Cunningham’s noteriety as a CNN commentator led several Republican leaders to approach him about running in California’s 44th Congressional District. The district had been held for eight years by Democrat Jim Bates, and was considered the most Democratic district in the San Diego area. However, Bates was bogged down in a scandal involving charges of sexual harassment. Cunningham won the Republican nomination and hammered Bates about the scandal. He won by just a point, meaning that the San Diego area was represented entirely by Republicans for only the second time since the city was split into two districts after the 1960 census.
Cunningham once referred to a political opponent as a “homo,” and attacked a Democrat member of the House as a “socialist,” an epithet in the United States. Cunningham is often compared by liberal interest groups to former congressman Bob Dornan, with some justification; both are ardent conservatives, both are former military pilots, and both have become infamous for outbursts against perceived enemies.
In September 1996 Cunningham attacked President Bill Clinton for appointing “soft on crime” judges. “We must get tough on drug dealers,” he said. “Those who peddle destruction on our children must pay dearly.” He favored stiff drug penalties and voted for the death penalty for major drug dealers. Four months later, his son Todd was arrested for helping to transport 400 pounds (181 kg) of marijuana from Massachusetts to California.

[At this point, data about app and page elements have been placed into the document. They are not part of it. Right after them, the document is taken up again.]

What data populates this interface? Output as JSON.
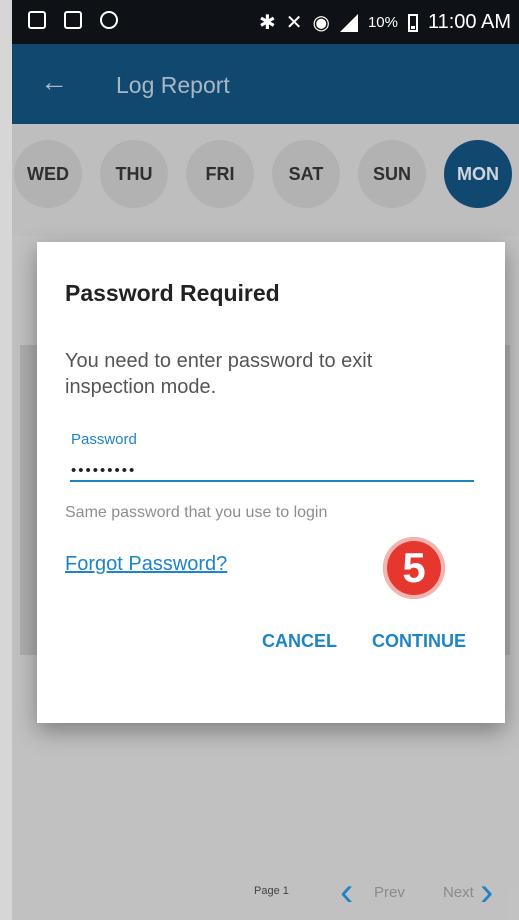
{
  "status_bar": {
    "battery_percent": "10%",
    "time": "11:00 AM"
  },
  "app_bar": {
    "title": "Log Report",
    "back_icon": "back-arrow-icon"
  },
  "day_tabs": [
    {
      "label": "WED",
      "selected": false
    },
    {
      "label": "THU",
      "selected": false
    },
    {
      "label": "FRI",
      "selected": false
    },
    {
      "label": "SAT",
      "selected": false
    },
    {
      "label": "SUN",
      "selected": false
    },
    {
      "label": "MON",
      "selected": true
    }
  ],
  "dialog": {
    "title": "Password Required",
    "message": "You need to enter password to exit inspection mode.",
    "field": {
      "label": "Password",
      "value": "•••••••••"
    },
    "hint": "Same password that you use to login",
    "forgot_link": "Forgot Password?",
    "step_badge": "5",
    "cancel_label": "CANCEL",
    "continue_label": "CONTINUE"
  },
  "pagination": {
    "page": "Page 1",
    "prev": "Prev",
    "next": "Next"
  },
  "colors": {
    "primary": "#134f7a",
    "accent": "#1d84c6",
    "badge": "#e6372f"
  }
}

At his son’s sentencing hearing, Cunningham fought back tears as he begged the judge for leniency (Todd was sentenced to two and a half years in prison, in part because he tested positive for cocaine three times while on bail).
Cunningham’s press secretary responded to accusations of double standards with: “The sentence Todd got had nothing to do with who Duke is. Duke has always been tough on drugs and remains tough on drugs.”

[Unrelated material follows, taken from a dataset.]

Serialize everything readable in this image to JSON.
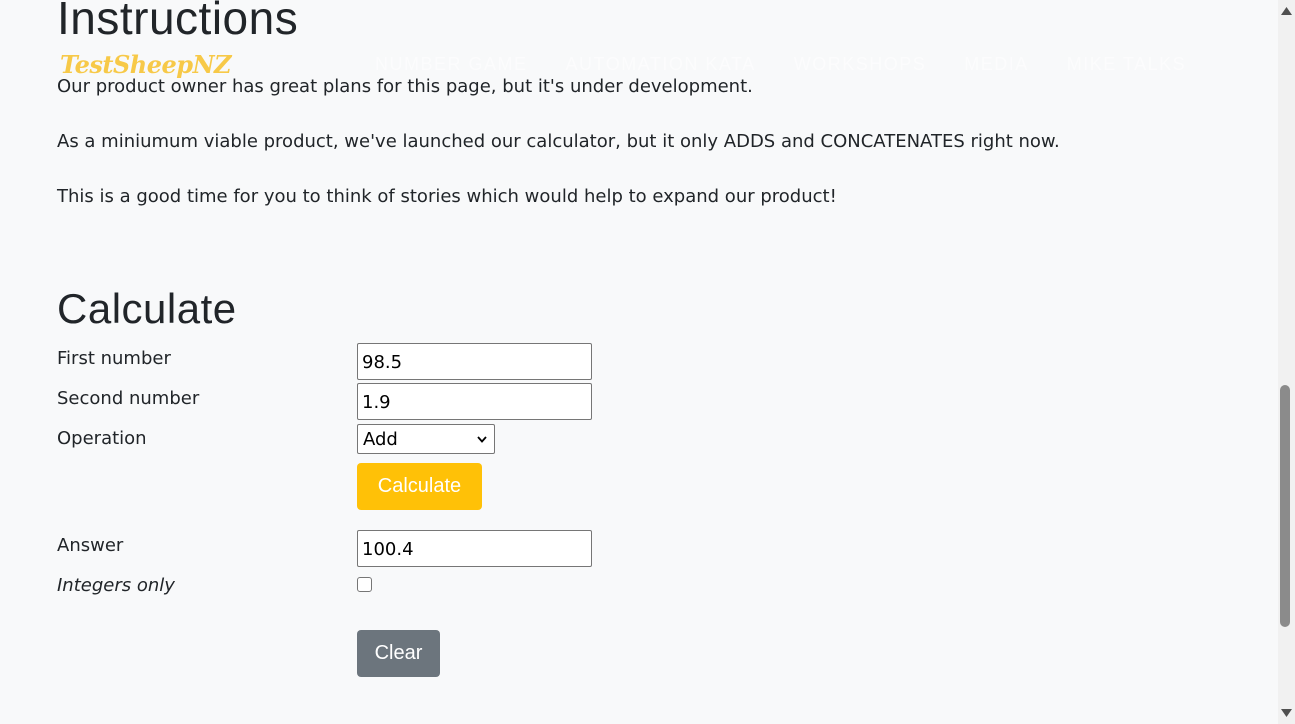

In the Washingtonian feature “Best & Worst of Congress” of 2004, Mr. Cunningham was rated (with four other House members) as “No Rocket Scientist” by a bipartisan survey of Congressional staff.
Cunningham defends deal with defense firm’s owner
By Marcus Stern
COPLEY NEWS SERVICE
June 12, 2005
….In an interview Wednesday, Cunningham conceded that the circumstances surrounding the transaction could raise “fair” questions, but he insisted that the real estate deal was legitimate and independent of his efforts to help Wade win contracts.
“My whole life I’ve lived aboveboard,” Cunningham said. “I’ve never even smoked a marijuana cigarette. I don’t cheat. If a contractor buys me lunch and we meet a second time, I buy the lunch. My whole life has been aboveboard and so this doesn’t worry me.”
Later, he added, “The last thing I would do is get involved in something that, you know, is wrong. And I feel very confident that I haven’t done anything wrong.”